I’ve semi-rearranged the sewing room to make room for the new quilting machine and in the process I’ve managed to misplace most everything – I can’t find my stuff.
I use the word rearranged very loosely. It was more of a case of “shove this cart over into a corner, and this table over there. Then stack a few things on top of whatever was most recently moved. Okay, put a few more things on top of that tower of fabric, it shouldn’t topple over. Oh yeah, and push this out of the way, too.” The sewing room has reached critical mass, and I can’t find one thing in all of the chaos.
I could start cleaning this evening, but I think I’ll pull a Scarlett O’Hara – I’ll think about it tomorrow, meanwhile ignoring the mess while I sip on an adult beverage while I sit in front of the biggest time waster of all, my computer.
I’m still hanging with Bonnie Hunter and have spent the weekend hunkered down with Segment Two of the Celtic Solstice Mystery Quilt. Thank goodness that I’m only making the small quilt which measures 75″ or 190.5 cm square. The fact that I don’t own a king-sized bed had a lot to do with my decision, in this case size does matter.
If I had opted for the large quilt, I would have needed to cut a total of 1,464 fabric patches to make 244 chevron units. As it is, I cut 600 patches to make a grand total of 100 chevron units. Each chevron measures 3.5″ or 8.89 cm unfinished. Ten more chevron units and I can color this segment complete.
I had a last minute change of heart over the yellows. When shopping my stash for this project, I pulled every piece of caramel colored fabric that I owned.
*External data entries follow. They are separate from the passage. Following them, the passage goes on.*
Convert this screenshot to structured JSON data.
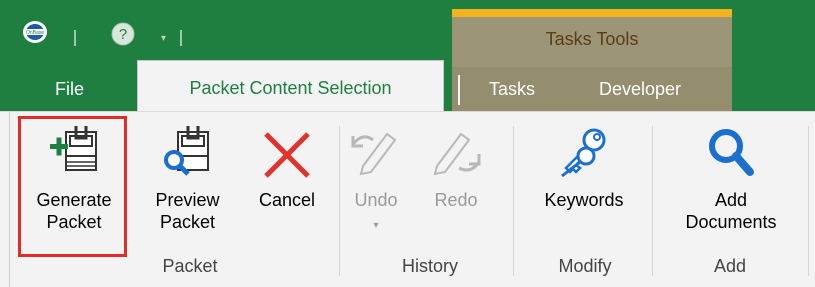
{
  "qat": {
    "help_glyph": "?",
    "dropdown_glyph": "▾"
  },
  "contextual": {
    "label": "Tasks Tools"
  },
  "tabs": {
    "file": "File",
    "active": "Packet Content Selection",
    "tasks": "Tasks",
    "developer": "Developer"
  },
  "buttons": {
    "generate": "Generate\nPacket",
    "preview": "Preview\nPacket",
    "cancel": "Cancel",
    "undo": "Undo",
    "redo": "Redo",
    "keywords": "Keywords",
    "add_documents": "Add\nDocuments"
  },
  "groups": {
    "packet": "Packet",
    "history": "History",
    "modify": "Modify",
    "add": "Add"
  },
  "colors": {
    "accent_green": "#1e7f41",
    "highlight_red": "#e22b2b",
    "context_gold": "#f2b31d",
    "cancel_red": "#e3322b",
    "icon_blue": "#1a6fd1"
  },
  "icons": [
    "onbase-logo-icon",
    "help-icon",
    "quick-access-dropdown-icon",
    "generate-packet-icon",
    "preview-packet-icon",
    "cancel-x-icon",
    "undo-icon",
    "redo-icon",
    "keywords-icon",
    "add-documents-icon"
  ]
}
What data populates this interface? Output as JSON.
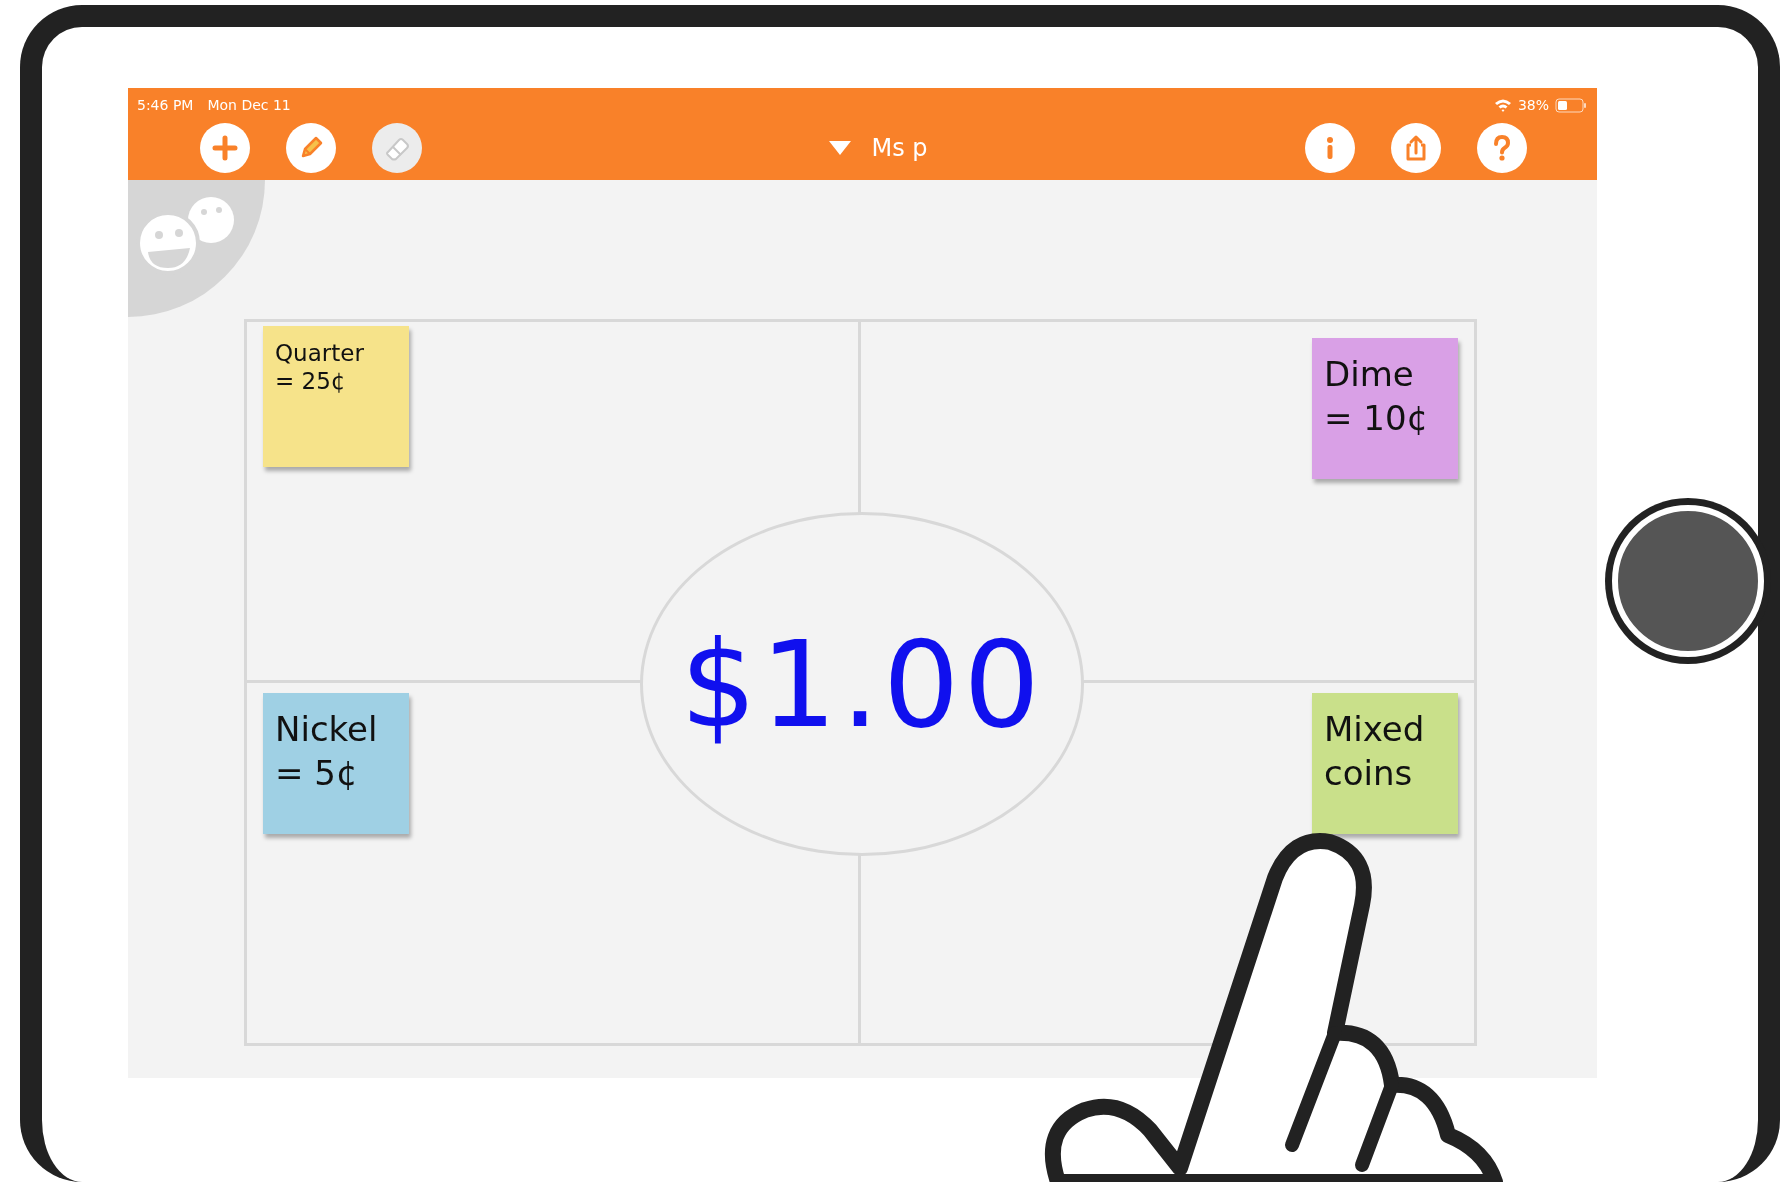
{
  "status_bar": {
    "time": "5:46 PM",
    "date": "Mon Dec 11",
    "battery": "38%"
  },
  "toolbar": {
    "left_buttons": [
      {
        "kind": "add",
        "disabled": false
      },
      {
        "kind": "pen",
        "disabled": false
      },
      {
        "kind": "eraser",
        "disabled": true
      }
    ],
    "title": "Ms p",
    "right_buttons": [
      {
        "kind": "info"
      },
      {
        "kind": "share"
      },
      {
        "kind": "help"
      }
    ]
  },
  "board": {
    "center_ink": "$1.00",
    "notes": [
      {
        "lines": [
          "Quarter",
          "= 25¢"
        ],
        "color": "#f6e38a",
        "kind": "small"
      },
      {
        "lines": [
          "Dime",
          "= 10¢"
        ],
        "color": "#d9a0e6",
        "kind": "large"
      },
      {
        "lines": [
          "Nickel",
          "= 5¢"
        ],
        "color": "#9fd0e4",
        "kind": "large"
      },
      {
        "lines": [
          "Mixed",
          "coins"
        ],
        "color": "#c9e08a",
        "kind": "large"
      }
    ]
  }
}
But within the last few weeks, I’ve been gifted with a number of bags and boxes of fabric and with the occasional surprise of quilting related buried treasure. (Note: if I could find my stuff, I’d show you). While burrowing through one particular bag – or maybe it was a box – I found a scrap of yellow fabric that made me think of butterscotch the minute I saw it. “Too bad,” I thought, “that there’s so little of this fabric.” I smoothed it out, and set it aside while I delved deeper into the bag (or box). Soon after, I shouted “Eureka!” while hauling out several yards of the same fabric.
Selecting greens is easy – all greens live together in nature. Blues can be a bit tricky, and in my world, so can reds, and oranges, and yellow. So I chucked all of the caramel colored yellows in favor of the lighter, and in my humble opinion, happier butterscotch yellows.